NEW STORIES FROM THE SOUTH

The Year’s Best, 2002

By Shannon Ravenel

Pub Date: Sept. 13th, 2002
ISBN: 1-56512-375-1
Publisher: Algonquin

Several excitingly original stories from new and recently emergent writers make this now-venerable annual a must for readers who mean to keep up with contemporary short fiction.

The volume gets off to a rocky start with novelist Larry Brown’s meandering, pointless preface (which really ought to have been scrapped). But it strikes gold with its first entry, playwright Romulus Linney’s beautifully structured, compellingly detailed story (“Tennessee”) of an elderly country woman’s survival of hardship, duplicity, and inexorably changing times.

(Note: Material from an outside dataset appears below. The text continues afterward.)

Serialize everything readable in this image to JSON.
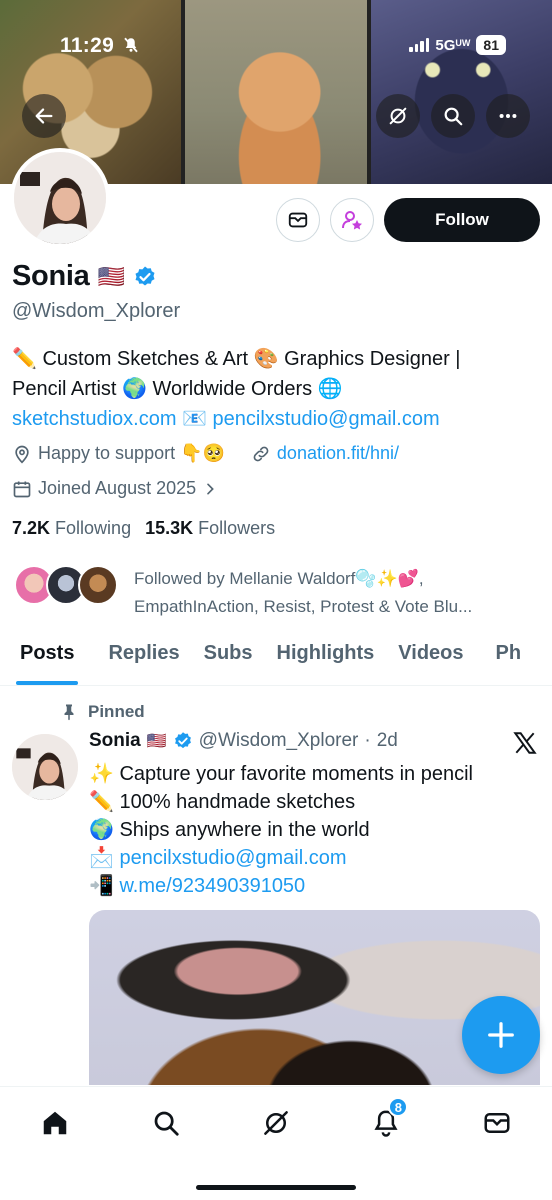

Other veteran writers include Max Steele, whose anecdotal “The Unripe Heart” smoothly conveys the confusion of a distracted preadolescent’s wary relationship with his “crazy” menopausal mother; Russell Banks, who limns in “The Outer Banks” a retired couple’s unspoken shared apprehension of their own fate as they deal with the death of their dog; and Doris Betts, at her nerve-grating best in the tense tale (“Aboveground”) of a grieving mother’s conflicted lingering reactions to the murder of her teenaged daughter. Pieces by newly familiar writers include Dwight Allen’s nostalgic, richly comic remembrance of a garrulous eccentric family’s misadventures (“End of the Steam Age”); Lucia Nevai’s sure-handed portrayal of a troubled marriage and a terminal illness “treated” by a forthright “Faith Healer”; and Bill Roorbach’s wonderful “Big Bend,” whose original premise matches a septuagenarian widower working for the National Park Service with a married amateur ornithologist, in a muted romantic comedy that features some irresistible dialogue exchanges (e.g., “The flesh is weak. . . . The flesh has a job to do”). The best discoveries include Aaron Gwyn’s somber, involving depiction (“Of Falling”) of a luckless “survivor” of numerous accidents who sees in the entire shape of his life the fact of his mortality; Corey Mesler’s racy Faustian tale (“The Growth and Death of Buddy Gardner”) of a ’60s blues artist’s supposed “pact with the devil”; and George Singleton’s very funny “Show-and-Tell,” about a schoolboy employed by his divorced father in a devious campaign to romance the boy’s teacher.

Ravenel is one of the most resourceful and intelligent editors in the business, and this entertaining 17th installment is one of her most pleasing productions.